Sea vessels

What Are Full Ship Shock Trials?

A look at why navies conduct these tests and what they achieve.

With the US Navy sharing impressive photos of their aircraft carrier USS Gerald R. Ford undergoing full ship shock trials (FSST), we ask the questions: Why do these explosive tests take place? And what do naval forces get out of them?

What are full ship shock trials?

In a shock trial, a ship undergoes explosive charge underwater detonations which happen successively closer to the ship.

In both June and July 2021, the aircraft carrier USS Gerald R. Ford underwent these trials, completing them while in the Atlantic Ocean.

The ship faced three underwater explosions, each one testing the ship at different distances, simulating some of the most extreme battle conditions that can be faced on the vessel.

Exact dates for these trials are usually dependent on things like sea state, the weather and marine mammal migration.

Why do full ship shock trials take place?

Navies conduct FSST of new ship designs to confirm that warships can continue to meet demanding mission requirements.

Ships like the USS Gerald R. Ford are designed with this in mind, using advanced computer modelling methods, testing and analysis to give them the ability to withstand such conditions, in theory.

That's all put to the test practically, however, through these trials, with the data received from the explosions validating and confirming the overall shock hardness of the vessel and identifying any vulnerabilities that will need correcting.

These kind of trials are nothing new – historically, they have been carried out over several decades by the US on ships like the Littoral Combat Ships USS Jackson and USS Milwaukee in 2016, on the amphibious assault ship USS Wasp in 1990, and the guided-missile cruiser USS Mobile Bay in 1987.

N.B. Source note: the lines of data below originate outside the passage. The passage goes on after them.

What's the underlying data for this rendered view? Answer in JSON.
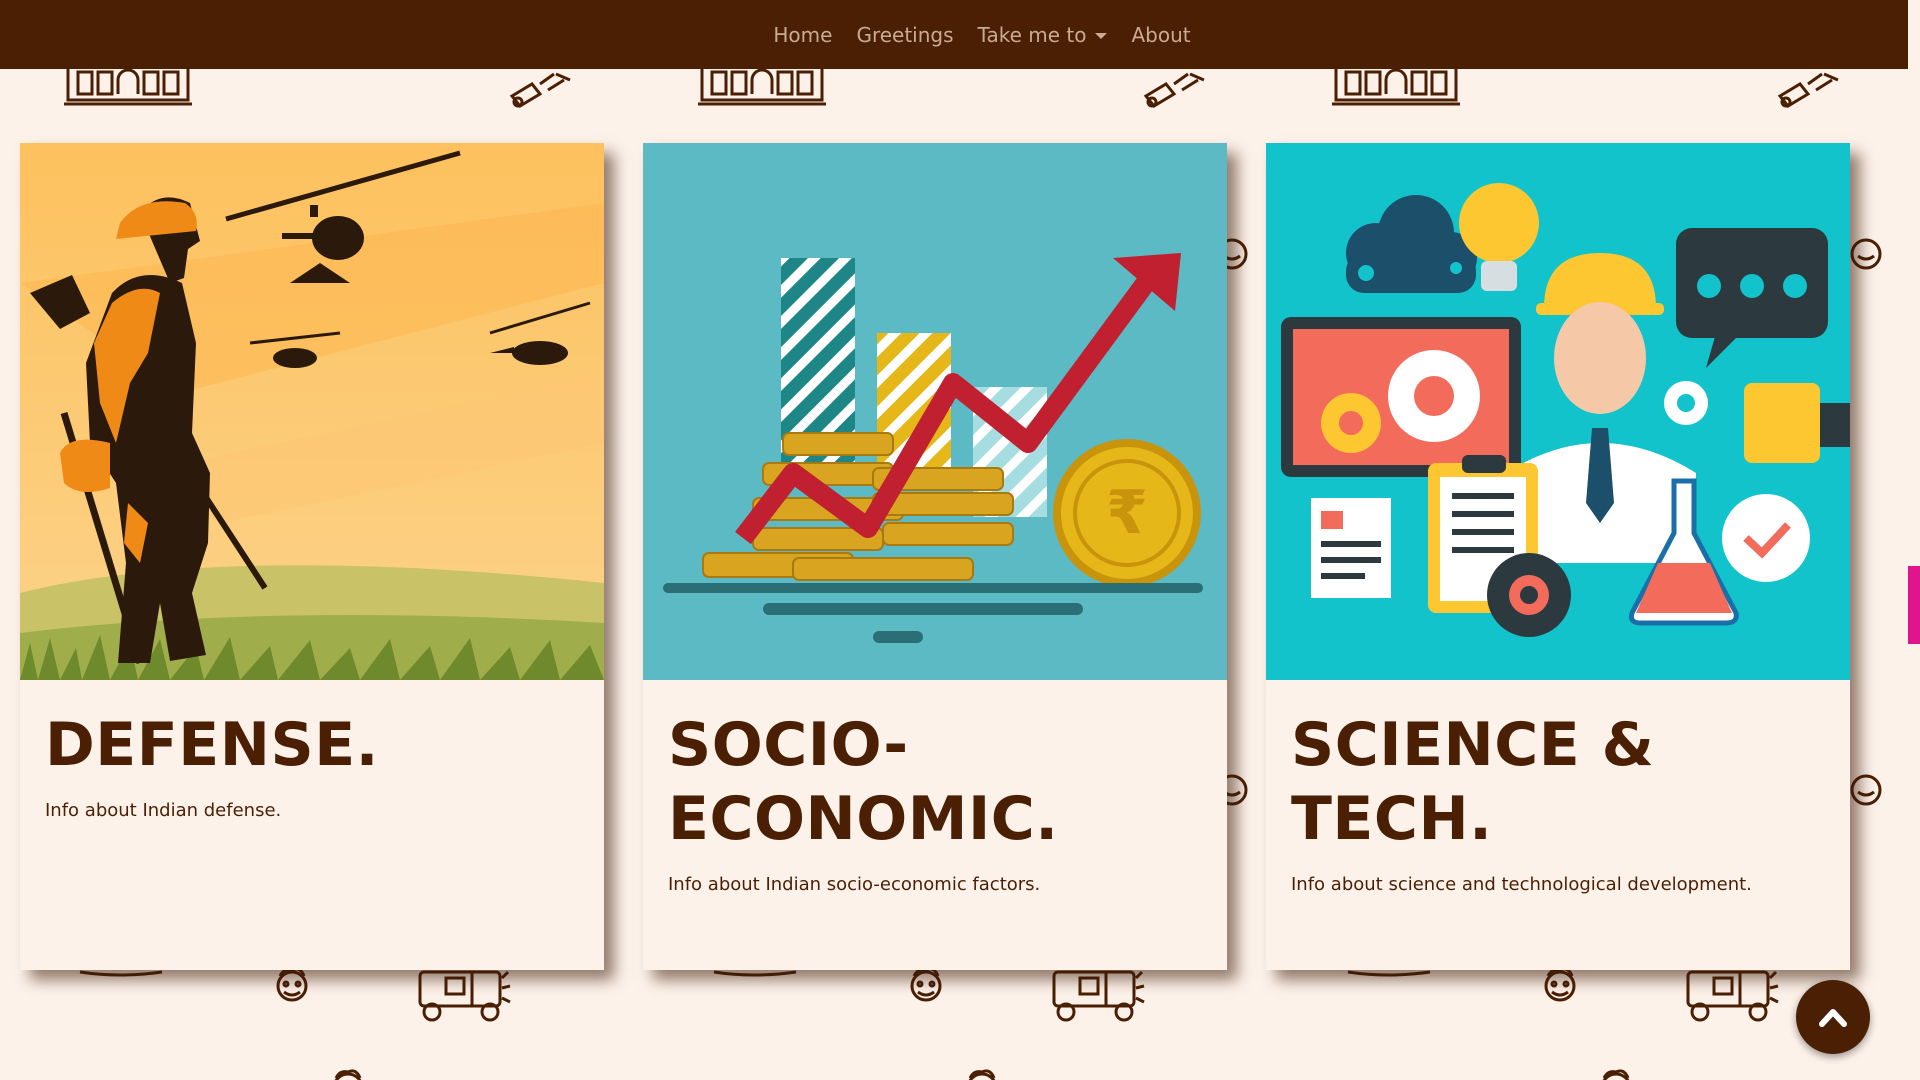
{
  "nav": {
    "items": [
      {
        "label": "Home"
      },
      {
        "label": "Greetings"
      },
      {
        "label": "Take me to",
        "dropdown": true
      },
      {
        "label": "About"
      }
    ]
  },
  "cards": [
    {
      "title": "DEFENSE.",
      "text": "Info about Indian defense.",
      "image": "soldier-helicopters-illustration"
    },
    {
      "title": "SOCIO-ECONOMIC.",
      "title_lines": [
        "SOCIO-",
        "ECONOMIC."
      ],
      "text": "Info about Indian socio-economic factors.",
      "image": "coins-growth-chart-illustration",
      "currency_symbol": "₹"
    },
    {
      "title": "SCIENCE & TECH.",
      "text": "Info about science and technological development.",
      "image": "scientist-tech-icons-illustration"
    }
  ],
  "scroll_top_button": {
    "icon": "chevron-up-icon"
  },
  "colors": {
    "navbar": "#4a1f04",
    "nav_text": "#c9aa92",
    "page_bg": "#fdf2ea",
    "heading": "#4a1f04",
    "scroll_thumb": "#e0148c"
  }
}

They are also not limited to the US, with other navies, including the Royal Navy, conducting tests on their own ships, like the aircraft carrier HMS Invincible.